• Problem details
What is needed is the full set of records, word for word, with no pictures.

Supplied records START

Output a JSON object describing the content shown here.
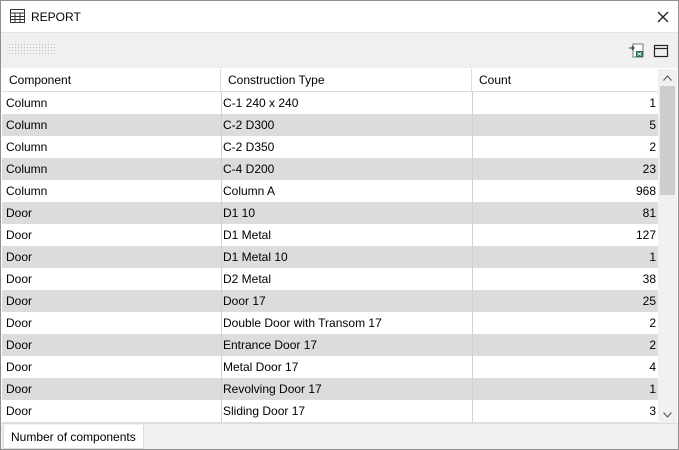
{
  "window": {
    "title": "REPORT"
  },
  "table": {
    "columns": [
      "Component",
      "Construction Type",
      "Count"
    ],
    "rows": [
      [
        "Column",
        "C-1 240 x 240",
        "1"
      ],
      [
        "Column",
        "C-2 D300",
        "5"
      ],
      [
        "Column",
        "C-2 D350",
        "2"
      ],
      [
        "Column",
        "C-4 D200",
        "23"
      ],
      [
        "Column",
        "Column A",
        "968"
      ],
      [
        "Door",
        "D1 10",
        "81"
      ],
      [
        "Door",
        "D1 Metal",
        "127"
      ],
      [
        "Door",
        "D1 Metal 10",
        "1"
      ],
      [
        "Door",
        "D2 Metal",
        "38"
      ],
      [
        "Door",
        "Door 17",
        "25"
      ],
      [
        "Door",
        "Double Door with Transom 17",
        "2"
      ],
      [
        "Door",
        "Entrance Door 17",
        "2"
      ],
      [
        "Door",
        "Metal Door 17",
        "4"
      ],
      [
        "Door",
        "Revolving Door 17",
        "1"
      ],
      [
        "Door",
        "Sliding Door 17",
        "3"
      ],
      [
        "",
        "",
        ""
      ]
    ]
  },
  "statusbar": {
    "tab_label": "Number of components"
  },
  "icons": {
    "app": "table-icon",
    "close": "close-icon",
    "export": "export-excel-icon",
    "layout": "window-layout-icon"
  }
}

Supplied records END

• Problem solution
Output a JSON object describing the content shown here.
{
  "window": {
    "title": "REPORT"
  },
  "table": {
    "columns": [
      "Component",
      "Construction Type",
      "Count"
    ],
    "rows": [
      [
        "Column",
        "C-1 240 x 240",
        "1"
      ],
      [
        "Column",
        "C-2 D300",
        "5"
      ],
      [
        "Column",
        "C-2 D350",
        "2"
      ],
      [
        "Column",
        "C-4 D200",
        "23"
      ],
      [
        "Column",
        "Column A",
        "968"
      ],
      [
        "Door",
        "D1 10",
        "81"
      ],
      [
        "Door",
        "D1 Metal",
        "127"
      ],
      [
        "Door",
        "D1 Metal 10",
        "1"
      ],
      [
        "Door",
        "D2 Metal",
        "38"
      ],
      [
        "Door",
        "Door 17",
        "25"
      ],
      [
        "Door",
        "Double Door with Transom 17",
        "2"
      ],
      [
        "Door",
        "Entrance Door 17",
        "2"
      ],
      [
        "Door",
        "Metal Door 17",
        "4"
      ],
      [
        "Door",
        "Revolving Door 17",
        "1"
      ],
      [
        "Door",
        "Sliding Door 17",
        "3"
      ],
      [
        "",
        "",
        ""
      ]
    ]
  },
  "statusbar": {
    "tab_label": "Number of components"
  },
  "icons": {
    "app": "table-icon",
    "close": "close-icon",
    "export": "export-excel-icon",
    "layout": "window-layout-icon"
  }
}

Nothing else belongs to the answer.